What are the challenges faced when attempting to map UNIX security attributes with Windows? Here again, the Cygwin group provides great information in http://www.cygwin.com/cygwin-ug-net/ntsec.html.
The Cygwin group’s stance regarding security is also repeated by the Apache HTTP Server Project group. Many people want to run Apache on Cygwin, itself running on Windows, to provide a UNIX layer that is familiar to UNIX administrators. In response, the Apache HTTP Server Project group states:
"...The Cygwin port may suffer from gaps in security or reliability due to the interaction of the Cygwin compatibility layer with the native Windows API."
The risks are stated plainly when comparing the Cygwin port with the Apache group’s own Win32 port:
"The Win32 port should be considered the more secure of the two at this time."
So let’s have no criticism of any Open Source project if you are hacked when using Cygwin and companion daemons in a security-sensitive context.
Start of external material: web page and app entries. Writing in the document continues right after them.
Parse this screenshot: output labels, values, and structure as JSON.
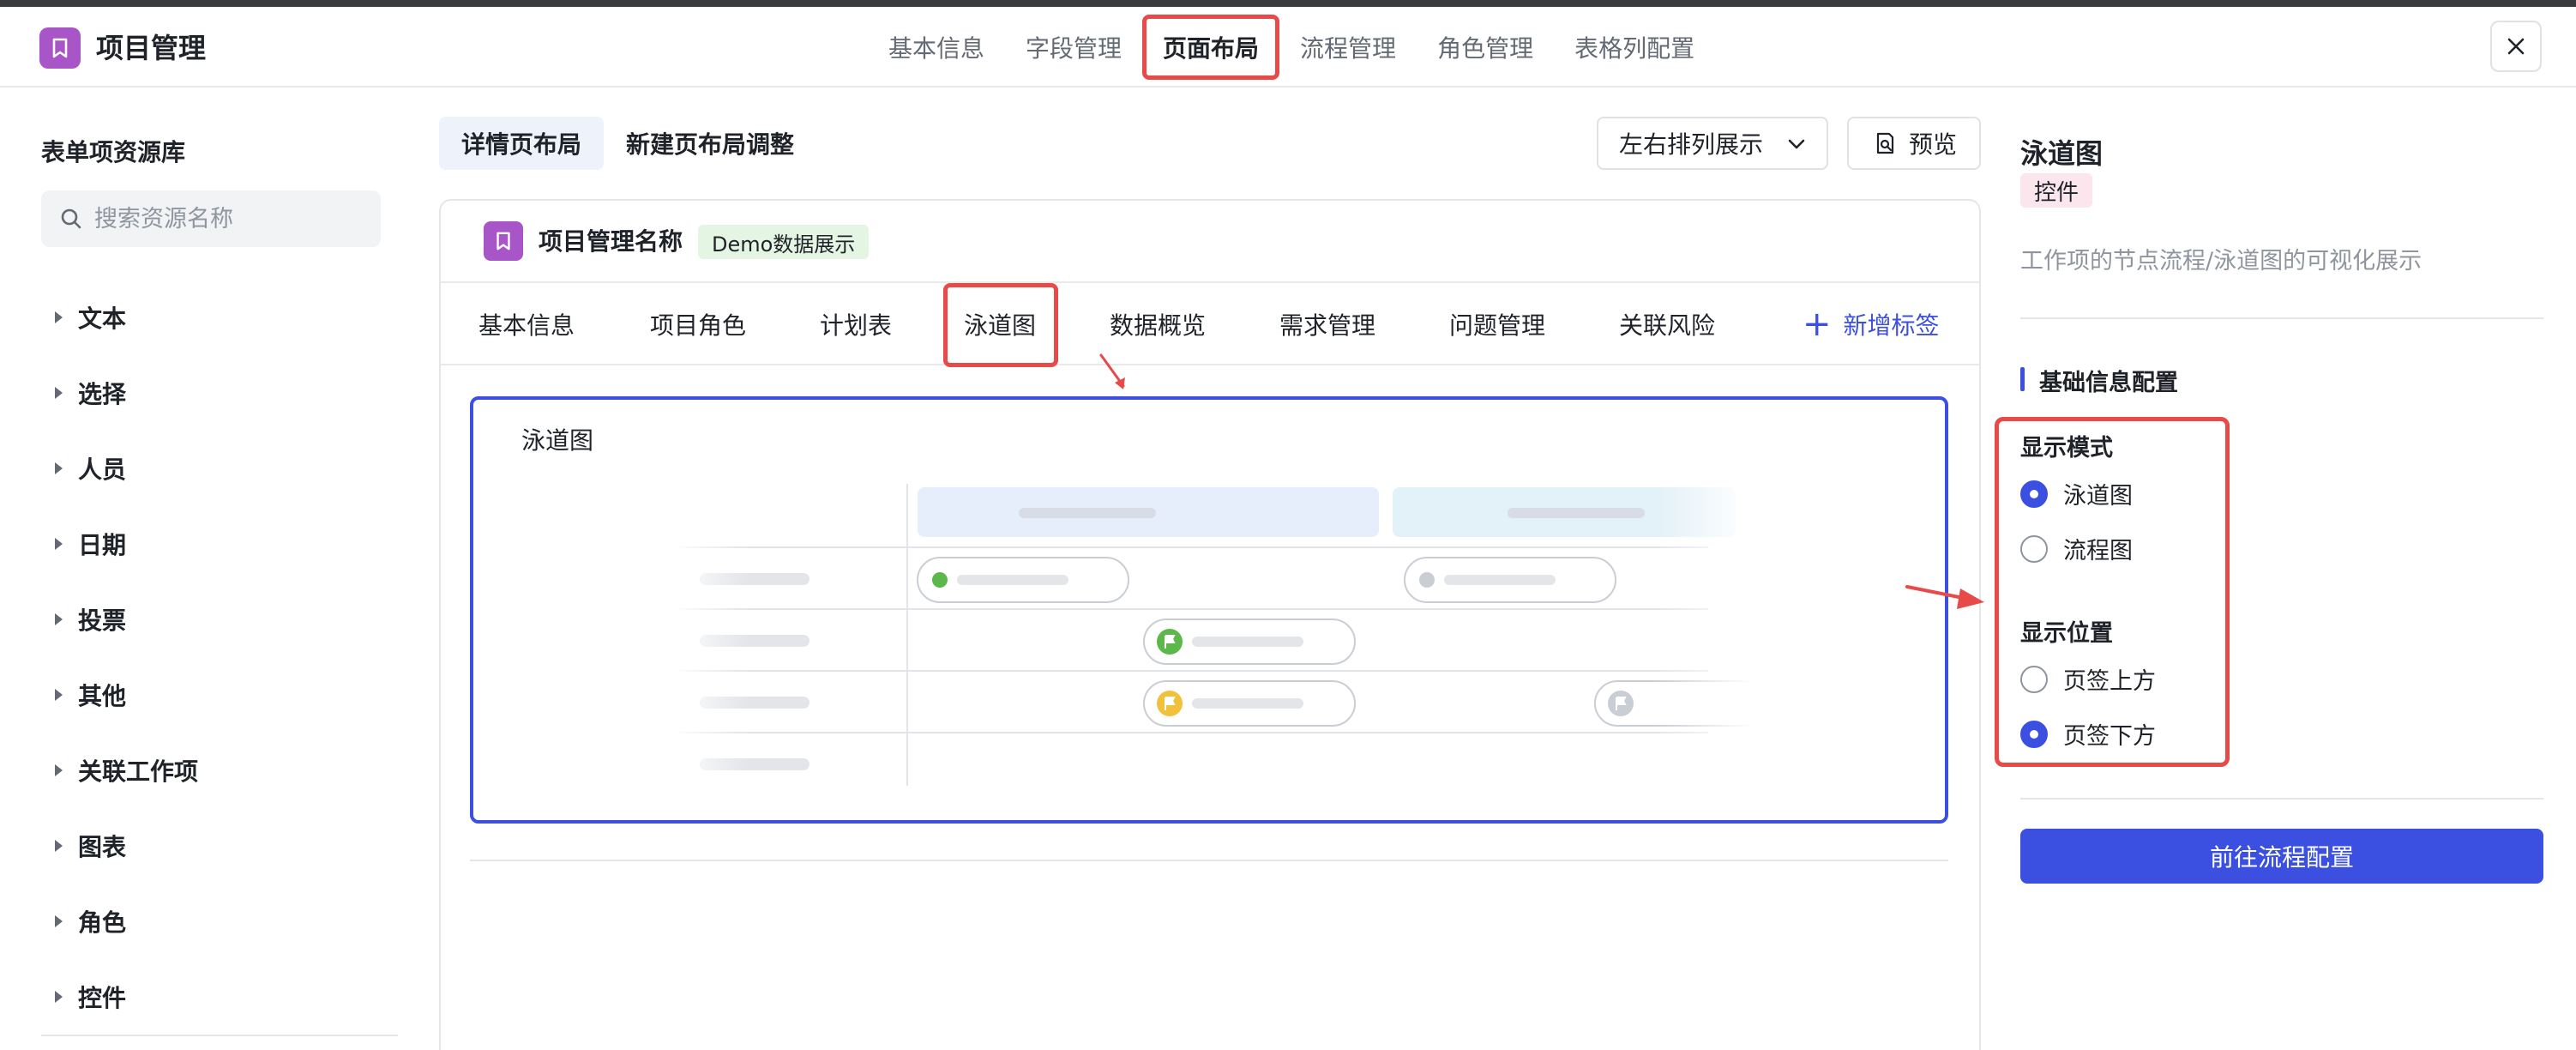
{
  "app": {
    "title": "项目管理"
  },
  "top_tabs": [
    {
      "label": "基本信息"
    },
    {
      "label": "字段管理"
    },
    {
      "label": "页面布局",
      "active": true
    },
    {
      "label": "流程管理"
    },
    {
      "label": "角色管理"
    },
    {
      "label": "表格列配置"
    }
  ],
  "sidebar": {
    "title": "表单项资源库",
    "search_placeholder": "搜索资源名称",
    "items": [
      {
        "label": "文本"
      },
      {
        "label": "选择"
      },
      {
        "label": "人员"
      },
      {
        "label": "日期"
      },
      {
        "label": "投票"
      },
      {
        "label": "其他"
      },
      {
        "label": "关联工作项"
      },
      {
        "label": "图表"
      },
      {
        "label": "角色"
      },
      {
        "label": "控件"
      }
    ]
  },
  "layout_tabs": [
    {
      "label": "详情页布局",
      "active": true
    },
    {
      "label": "新建页布局调整"
    }
  ],
  "toolbar": {
    "arrange_select": "左右排列展示",
    "preview_label": "预览"
  },
  "card": {
    "title": "项目管理名称",
    "badge": "Demo数据展示",
    "tabs": [
      {
        "label": "基本信息"
      },
      {
        "label": "项目角色"
      },
      {
        "label": "计划表"
      },
      {
        "label": "泳道图",
        "active": true
      },
      {
        "label": "数据概览"
      },
      {
        "label": "需求管理"
      },
      {
        "label": "问题管理"
      },
      {
        "label": "关联风险"
      }
    ],
    "add_tab_label": "新增标签",
    "swimlane_title": "泳道图"
  },
  "right_panel": {
    "title": "泳道图",
    "badge": "控件",
    "description": "工作项的节点流程/泳道图的可视化展示",
    "section_title": "基础信息配置",
    "display_mode": {
      "label": "显示模式",
      "options": [
        {
          "label": "泳道图",
          "checked": true
        },
        {
          "label": "流程图",
          "checked": false
        }
      ]
    },
    "display_position": {
      "label": "显示位置",
      "options": [
        {
          "label": "页签上方",
          "checked": false
        },
        {
          "label": "页签下方",
          "checked": true
        }
      ]
    },
    "action_button": "前往流程配置"
  },
  "colors": {
    "accent": "#3b50e0",
    "highlight_red": "#e84a4a",
    "logo_purple": "#a855c7",
    "badge_green_bg": "#e4f5e4",
    "badge_pink_bg": "#fbe6ee"
  }
}
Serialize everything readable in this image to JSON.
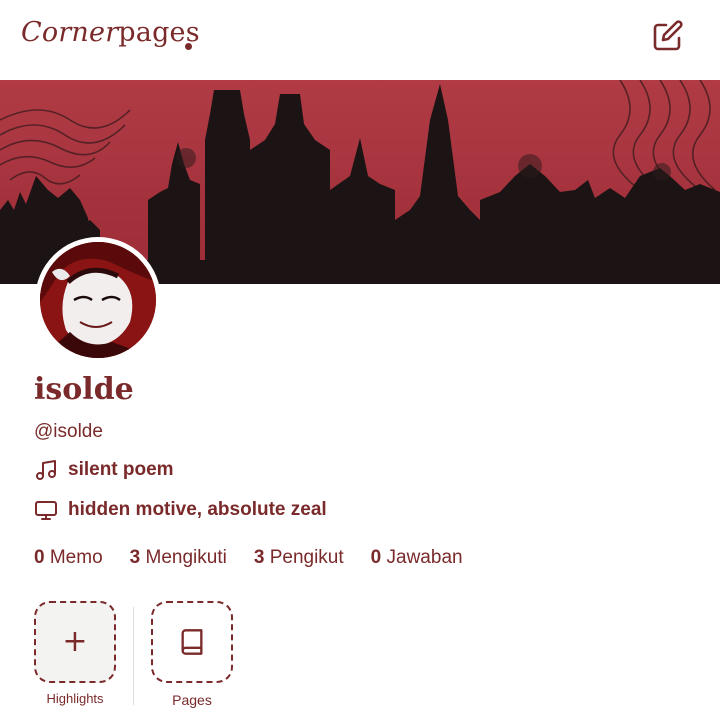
{
  "header": {
    "logo_part1": "Corner",
    "logo_part2": "pages",
    "edit_icon": "edit-icon"
  },
  "profile": {
    "name": "isolde",
    "handle": "@isolde",
    "music_icon": "music-note-icon",
    "music_text": "silent poem",
    "tv_icon": "monitor-icon",
    "tv_text": "hidden motive, absolute zeal"
  },
  "stats": [
    {
      "count": "0",
      "label": "Memo"
    },
    {
      "count": "3",
      "label": "Mengikuti"
    },
    {
      "count": "3",
      "label": "Pengikut"
    },
    {
      "count": "0",
      "label": "Jawaban"
    }
  ],
  "highlights": {
    "add_symbol": "+",
    "add_label": "Highlights",
    "pages_icon": "book-icon",
    "pages_label": "Pages"
  },
  "colors": {
    "accent": "#7a2a2a",
    "banner_red": "#a6323d",
    "silhouette": "#1c1414"
  }
}
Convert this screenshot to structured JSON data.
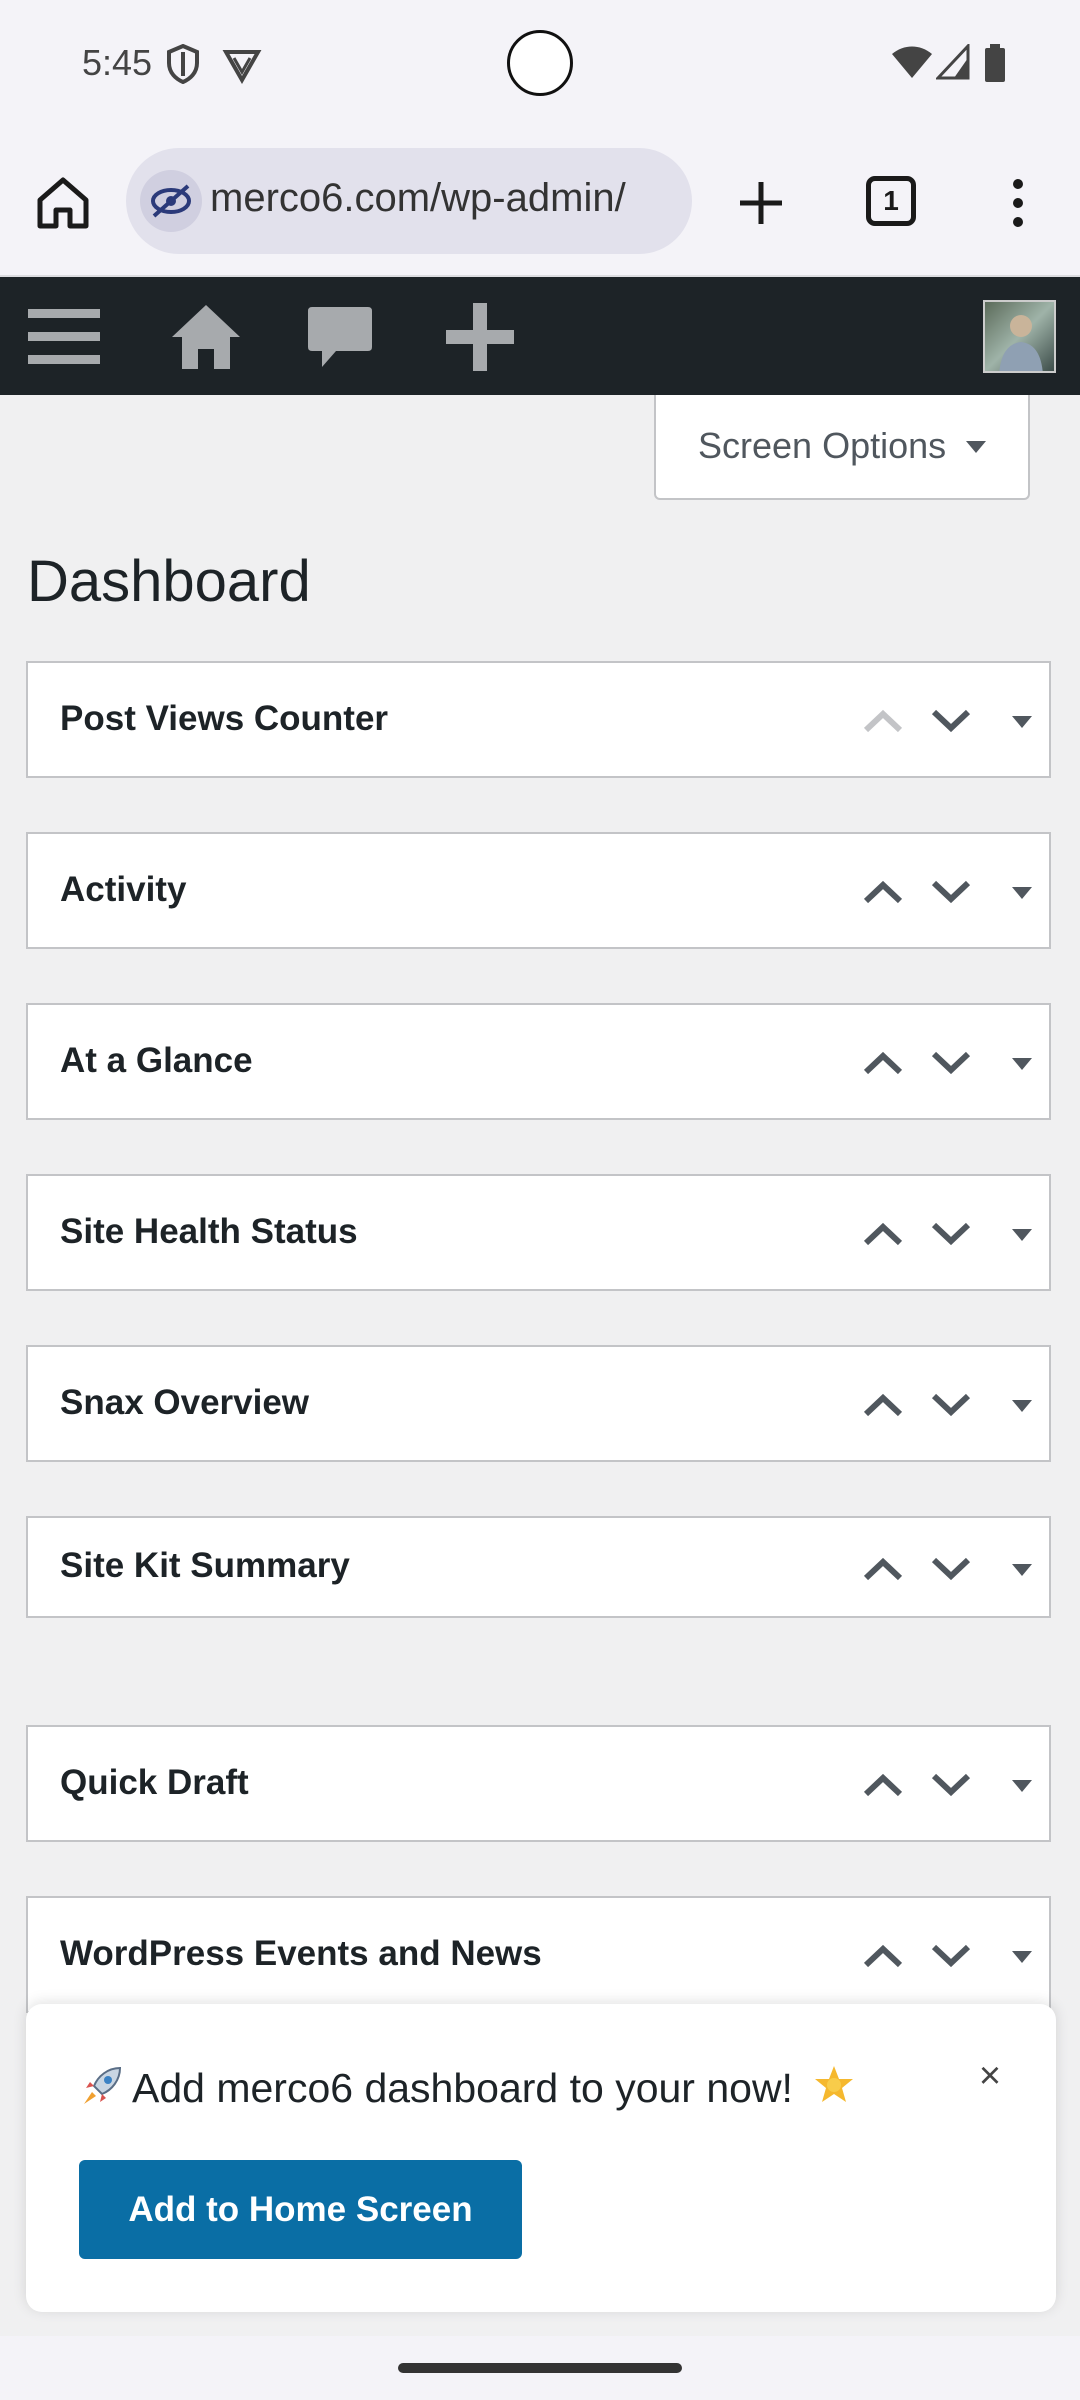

Consider the big differences in the security models for Windows and UNIX. Consider file permissions between the two operating systems. Mapping Windows’ many permission privileges into the UNIX 3×3 Factorial of user-group-"other" and read, write, execute/traverse directory is not easily done. Those who insist on using products that do this mapping with highly confidential information have only themselves to blame when hacked. I’m writing this in defense of any Cygwin, Apache, Samba, and other issues you may bring on yourself. Additionally, while no one has confirmed that the use of the shared memory in Cygwin may be a security risk, I look forward to an organization that takes up Corinna Vinschen’s offer of a support contract with Red Hat, to do a full security analysis.
So right now, you’re left needing a method to invoke shared processing across many platforms, potentially moving or gathering files. You need a technology that has deep support from the actual vendor and deep integration with the native security model for the platform, to avoid permission bit logical holes. You also want good memory management—one that doesn’t provide a common "info-kettle" from which others might fetch valuable data. Is there anything that can do this?
There sure is! Let’s go to the web.